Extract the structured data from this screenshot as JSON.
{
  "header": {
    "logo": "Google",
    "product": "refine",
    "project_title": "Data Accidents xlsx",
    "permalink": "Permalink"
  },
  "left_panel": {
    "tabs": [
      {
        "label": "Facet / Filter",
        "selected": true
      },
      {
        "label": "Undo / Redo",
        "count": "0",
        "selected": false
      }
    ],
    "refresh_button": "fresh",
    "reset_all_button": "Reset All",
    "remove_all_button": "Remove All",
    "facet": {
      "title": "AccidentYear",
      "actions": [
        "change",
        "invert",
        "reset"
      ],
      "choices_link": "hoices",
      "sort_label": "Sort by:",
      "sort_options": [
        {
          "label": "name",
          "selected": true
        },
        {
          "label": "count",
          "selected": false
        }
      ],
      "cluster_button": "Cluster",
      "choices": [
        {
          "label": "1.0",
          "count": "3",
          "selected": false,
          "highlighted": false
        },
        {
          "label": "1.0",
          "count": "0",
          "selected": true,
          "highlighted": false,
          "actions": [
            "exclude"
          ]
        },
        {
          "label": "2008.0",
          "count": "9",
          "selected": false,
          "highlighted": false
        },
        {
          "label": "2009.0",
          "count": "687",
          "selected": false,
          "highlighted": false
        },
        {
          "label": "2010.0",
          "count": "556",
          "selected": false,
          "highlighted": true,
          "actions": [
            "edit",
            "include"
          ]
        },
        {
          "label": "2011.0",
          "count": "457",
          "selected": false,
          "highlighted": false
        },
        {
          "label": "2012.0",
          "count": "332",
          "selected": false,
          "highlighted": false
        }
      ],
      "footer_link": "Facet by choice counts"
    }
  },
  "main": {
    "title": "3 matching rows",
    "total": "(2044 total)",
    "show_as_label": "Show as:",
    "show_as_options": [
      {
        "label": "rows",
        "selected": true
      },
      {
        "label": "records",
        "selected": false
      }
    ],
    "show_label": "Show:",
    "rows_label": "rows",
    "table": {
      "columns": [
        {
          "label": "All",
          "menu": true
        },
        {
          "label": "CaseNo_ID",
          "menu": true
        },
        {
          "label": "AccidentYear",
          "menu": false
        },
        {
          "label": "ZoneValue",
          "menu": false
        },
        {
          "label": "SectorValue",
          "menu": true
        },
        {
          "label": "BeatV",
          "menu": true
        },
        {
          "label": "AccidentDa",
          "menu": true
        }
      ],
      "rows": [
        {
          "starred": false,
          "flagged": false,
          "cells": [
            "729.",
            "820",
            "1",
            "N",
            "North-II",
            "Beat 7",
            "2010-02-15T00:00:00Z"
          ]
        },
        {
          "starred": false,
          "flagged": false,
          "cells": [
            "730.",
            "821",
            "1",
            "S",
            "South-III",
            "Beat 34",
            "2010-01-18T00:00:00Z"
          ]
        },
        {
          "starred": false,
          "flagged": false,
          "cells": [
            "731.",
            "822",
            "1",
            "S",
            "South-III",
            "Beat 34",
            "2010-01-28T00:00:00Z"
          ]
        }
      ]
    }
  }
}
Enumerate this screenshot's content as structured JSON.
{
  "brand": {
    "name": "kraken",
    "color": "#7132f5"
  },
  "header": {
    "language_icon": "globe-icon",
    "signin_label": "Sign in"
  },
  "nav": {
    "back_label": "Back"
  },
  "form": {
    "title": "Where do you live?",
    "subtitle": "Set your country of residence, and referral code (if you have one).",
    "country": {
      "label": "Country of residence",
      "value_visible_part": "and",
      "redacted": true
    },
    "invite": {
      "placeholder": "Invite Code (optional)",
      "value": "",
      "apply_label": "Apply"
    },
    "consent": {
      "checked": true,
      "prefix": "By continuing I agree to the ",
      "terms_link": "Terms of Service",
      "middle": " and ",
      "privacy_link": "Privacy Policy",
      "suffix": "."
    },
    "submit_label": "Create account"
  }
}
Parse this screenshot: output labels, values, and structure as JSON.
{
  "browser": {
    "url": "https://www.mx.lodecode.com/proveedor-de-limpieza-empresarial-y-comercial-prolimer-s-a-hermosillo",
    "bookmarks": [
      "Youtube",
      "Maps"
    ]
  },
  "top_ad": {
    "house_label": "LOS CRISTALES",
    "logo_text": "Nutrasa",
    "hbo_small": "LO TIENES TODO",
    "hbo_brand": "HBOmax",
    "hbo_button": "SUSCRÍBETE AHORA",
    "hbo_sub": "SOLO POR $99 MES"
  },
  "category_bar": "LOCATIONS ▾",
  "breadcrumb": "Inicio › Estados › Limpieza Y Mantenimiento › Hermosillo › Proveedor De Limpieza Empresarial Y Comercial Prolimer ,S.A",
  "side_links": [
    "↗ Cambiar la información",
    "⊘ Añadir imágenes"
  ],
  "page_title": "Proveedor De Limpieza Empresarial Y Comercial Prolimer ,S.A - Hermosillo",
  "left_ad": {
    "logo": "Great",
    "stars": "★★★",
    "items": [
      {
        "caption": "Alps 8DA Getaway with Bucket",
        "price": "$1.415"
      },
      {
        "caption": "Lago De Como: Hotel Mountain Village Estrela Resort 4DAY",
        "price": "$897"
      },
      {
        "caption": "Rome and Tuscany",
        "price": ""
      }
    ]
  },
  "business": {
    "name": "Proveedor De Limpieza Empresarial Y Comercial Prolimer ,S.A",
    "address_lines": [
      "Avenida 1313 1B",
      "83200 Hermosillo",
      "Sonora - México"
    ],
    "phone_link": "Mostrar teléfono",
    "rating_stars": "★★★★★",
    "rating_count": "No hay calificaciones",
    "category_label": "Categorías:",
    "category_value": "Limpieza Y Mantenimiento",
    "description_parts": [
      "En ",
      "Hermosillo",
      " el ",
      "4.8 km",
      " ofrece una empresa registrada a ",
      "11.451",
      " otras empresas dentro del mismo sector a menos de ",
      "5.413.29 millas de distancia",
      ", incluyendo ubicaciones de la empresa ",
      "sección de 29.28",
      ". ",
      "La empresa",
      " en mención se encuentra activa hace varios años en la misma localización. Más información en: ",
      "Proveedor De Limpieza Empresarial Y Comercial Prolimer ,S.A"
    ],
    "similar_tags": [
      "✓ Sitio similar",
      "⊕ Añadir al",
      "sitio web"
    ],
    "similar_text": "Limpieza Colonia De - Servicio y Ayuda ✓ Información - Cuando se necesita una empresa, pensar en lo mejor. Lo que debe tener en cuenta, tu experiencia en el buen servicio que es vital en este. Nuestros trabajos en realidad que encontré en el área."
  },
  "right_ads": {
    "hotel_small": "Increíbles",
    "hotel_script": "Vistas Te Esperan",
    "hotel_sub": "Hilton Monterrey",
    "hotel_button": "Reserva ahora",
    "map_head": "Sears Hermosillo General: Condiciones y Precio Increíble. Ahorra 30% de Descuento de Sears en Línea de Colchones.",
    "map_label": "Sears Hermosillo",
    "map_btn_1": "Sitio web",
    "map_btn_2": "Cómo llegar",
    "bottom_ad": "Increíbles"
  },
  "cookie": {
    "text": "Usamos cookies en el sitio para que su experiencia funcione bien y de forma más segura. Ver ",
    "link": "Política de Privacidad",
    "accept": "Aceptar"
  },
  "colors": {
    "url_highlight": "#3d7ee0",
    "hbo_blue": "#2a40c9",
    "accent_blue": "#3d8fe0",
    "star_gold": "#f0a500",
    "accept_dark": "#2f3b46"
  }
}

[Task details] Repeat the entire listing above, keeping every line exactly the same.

[Reply]
Extract the structured data from this screenshot as JSON.
{
  "header": {
    "logo": "Google",
    "product": "refine",
    "project_title": "Data Accidents xlsx",
    "permalink": "Permalink"
  },
  "left_panel": {
    "tabs": [
      {
        "label": "Facet / Filter",
        "selected": true
      },
      {
        "label": "Undo / Redo",
        "count": "0",
        "selected": false
      }
    ],
    "refresh_button": "fresh",
    "reset_all_button": "Reset All",
    "remove_all_button": "Remove All",
    "facet": {
      "title": "AccidentYear",
      "actions": [
        "change",
        "invert",
        "reset"
      ],
      "choices_link": "hoices",
      "sort_label": "Sort by:",
      "sort_options": [
        {
          "label": "name",
          "selected": true
        },
        {
          "label": "count",
          "selected": false
        }
      ],
      "cluster_button": "Cluster",
      "choices": [
        {
          "label": "1.0",
          "count": "3",
          "selected": false,
          "highlighted": false
        },
        {
          "label": "1.0",
          "count": "0",
          "selected": true,
          "highlighted": false,
          "actions": [
            "exclude"
          ]
        },
        {
          "label": "2008.0",
          "count": "9",
          "selected": false,
          "highlighted": false
        },
        {
          "label": "2009.0",
          "count": "687",
          "selected": false,
          "highlighted": false
        },
        {
          "label": "2010.0",
          "count": "556",
          "selected": false,
          "highlighted": true,
          "actions": [
            "edit",
            "include"
          ]
        },
        {
          "label": "2011.0",
          "count": "457",
          "selected": false,
          "highlighted": false
        },
        {
          "label": "2012.0",
          "count": "332",
          "selected": false,
          "highlighted": false
        }
      ],
      "footer_link": "Facet by choice counts"
    }
  },
  "main": {
    "title": "3 matching rows",
    "total": "(2044 total)",
    "show_as_label": "Show as:",
    "show_as_options": [
      {
        "label": "rows",
        "selected": true
      },
      {
        "label": "records",
        "selected": false
      }
    ],
    "show_label": "Show:",
    "rows_label": "rows",
    "table": {
      "columns": [
        {
          "label": "All",
          "menu": true
        },
        {
          "label": "CaseNo_ID",
          "menu": true
        },
        {
          "label": "AccidentYear",
          "menu": false
        },
        {
          "label": "ZoneValue",
          "menu": false
        },
        {
          "label": "SectorValue",
          "menu": true
        },
        {
          "label": "BeatV",
          "menu": true
        },
        {
          "label": "AccidentDa",
          "menu": true
        }
      ],
      "rows": [
        {
          "starred": false,
          "flagged": false,
          "cells": [
            "729.",
            "820",
            "1",
            "N",
            "North-II",
            "Beat 7",
            "2010-02-15T00:00:00Z"
          ]
        },
        {
          "starred": false,
          "flagged": false,
          "cells": [
            "730.",
            "821",
            "1",
            "S",
            "South-III",
            "Beat 34",
            "2010-01-18T00:00:00Z"
          ]
        },
        {
          "starred": false,
          "flagged": false,
          "cells": [
            "731.",
            "822",
            "1",
            "S",
            "South-III",
            "Beat 34",
            "2010-01-28T00:00:00Z"
          ]
        }
      ]
    }
  }
}
Enumerate this screenshot's content as structured JSON.
{
  "brand": {
    "name": "kraken",
    "color": "#7132f5"
  },
  "header": {
    "language_icon": "globe-icon",
    "signin_label": "Sign in"
  },
  "nav": {
    "back_label": "Back"
  },
  "form": {
    "title": "Where do you live?",
    "subtitle": "Set your country of residence, and referral code (if you have one).",
    "country": {
      "label": "Country of residence",
      "value_visible_part": "and",
      "redacted": true
    },
    "invite": {
      "placeholder": "Invite Code (optional)",
      "value": "",
      "apply_label": "Apply"
    },
    "consent": {
      "checked": true,
      "prefix": "By continuing I agree to the ",
      "terms_link": "Terms of Service",
      "middle": " and ",
      "privacy_link": "Privacy Policy",
      "suffix": "."
    },
    "submit_label": "Create account"
  }
}
Parse this screenshot: output labels, values, and structure as JSON.
{
  "browser": {
    "url": "https://www.mx.lodecode.com/proveedor-de-limpieza-empresarial-y-comercial-prolimer-s-a-hermosillo",
    "bookmarks": [
      "Youtube",
      "Maps"
    ]
  },
  "top_ad": {
    "house_label": "LOS CRISTALES",
    "logo_text": "Nutrasa",
    "hbo_small": "LO TIENES TODO",
    "hbo_brand": "HBOmax",
    "hbo_button": "SUSCRÍBETE AHORA",
    "hbo_sub": "SOLO POR $99 MES"
  },
  "category_bar": "LOCATIONS ▾",
  "breadcrumb": "Inicio › Estados › Limpieza Y Mantenimiento › Hermosillo › Proveedor De Limpieza Empresarial Y Comercial Prolimer ,S.A",
  "side_links": [
    "↗ Cambiar la información",
    "⊘ Añadir imágenes"
  ],
  "page_title": "Proveedor De Limpieza Empresarial Y Comercial Prolimer ,S.A - Hermosillo",
  "left_ad": {
    "logo": "Great",
    "stars": "★★★",
    "items": [
      {
        "caption": "Alps 8DA Getaway with Bucket",
        "price": "$1.415"
      },
      {
        "caption": "Lago De Como: Hotel Mountain Village Estrela Resort 4DAY",
        "price": "$897"
      },
      {
        "caption": "Rome and Tuscany",
        "price": ""
      }
    ]
  },
  "business": {
    "name": "Proveedor De Limpieza Empresarial Y Comercial Prolimer ,S.A",
    "address_lines": [
      "Avenida 1313 1B",
      "83200 Hermosillo",
      "Sonora - México"
    ],
    "phone_link": "Mostrar teléfono",
    "rating_stars": "★★★★★",
    "rating_count": "No hay calificaciones",
    "category_label": "Categorías:",
    "category_value": "Limpieza Y Mantenimiento",
    "description_parts": [
      "En ",
      "Hermosillo",
      " el ",
      "4.8 km",
      " ofrece una empresa registrada a ",
      "11.451",
      " otras empresas dentro del mismo sector a menos de ",
      "5.413.29 millas de distancia",
      ", incluyendo ubicaciones de la empresa ",
      "sección de 29.28",
      ". ",
      "La empresa",
      " en mención se encuentra activa hace varios años en la misma localización. Más información en: ",
      "Proveedor De Limpieza Empresarial Y Comercial Prolimer ,S.A"
    ],
    "similar_tags": [
      "✓ Sitio similar",
      "⊕ Añadir al",
      "sitio web"
    ],
    "similar_text": "Limpieza Colonia De - Servicio y Ayuda ✓ Información - Cuando se necesita una empresa, pensar en lo mejor. Lo que debe tener en cuenta, tu experiencia en el buen servicio que es vital en este. Nuestros trabajos en realidad que encontré en el área."
  },
  "right_ads": {
    "hotel_small": "Increíbles",
    "hotel_script": "Vistas Te Esperan",
    "hotel_sub": "Hilton Monterrey",
    "hotel_button": "Reserva ahora",
    "map_head": "Sears Hermosillo General: Condiciones y Precio Increíble. Ahorra 30% de Descuento de Sears en Línea de Colchones.",
    "map_label": "Sears Hermosillo",
    "map_btn_1": "Sitio web",
    "map_btn_2": "Cómo llegar",
    "bottom_ad": "Increíbles"
  },
  "cookie": {
    "text": "Usamos cookies en el sitio para que su experiencia funcione bien y de forma más segura. Ver ",
    "link": "Política de Privacidad",
    "accept": "Aceptar"
  },
  "colors": {
    "url_highlight": "#3d7ee0",
    "hbo_blue": "#2a40c9",
    "accent_blue": "#3d8fe0",
    "star_gold": "#f0a500",
    "accept_dark": "#2f3b46"
  }
}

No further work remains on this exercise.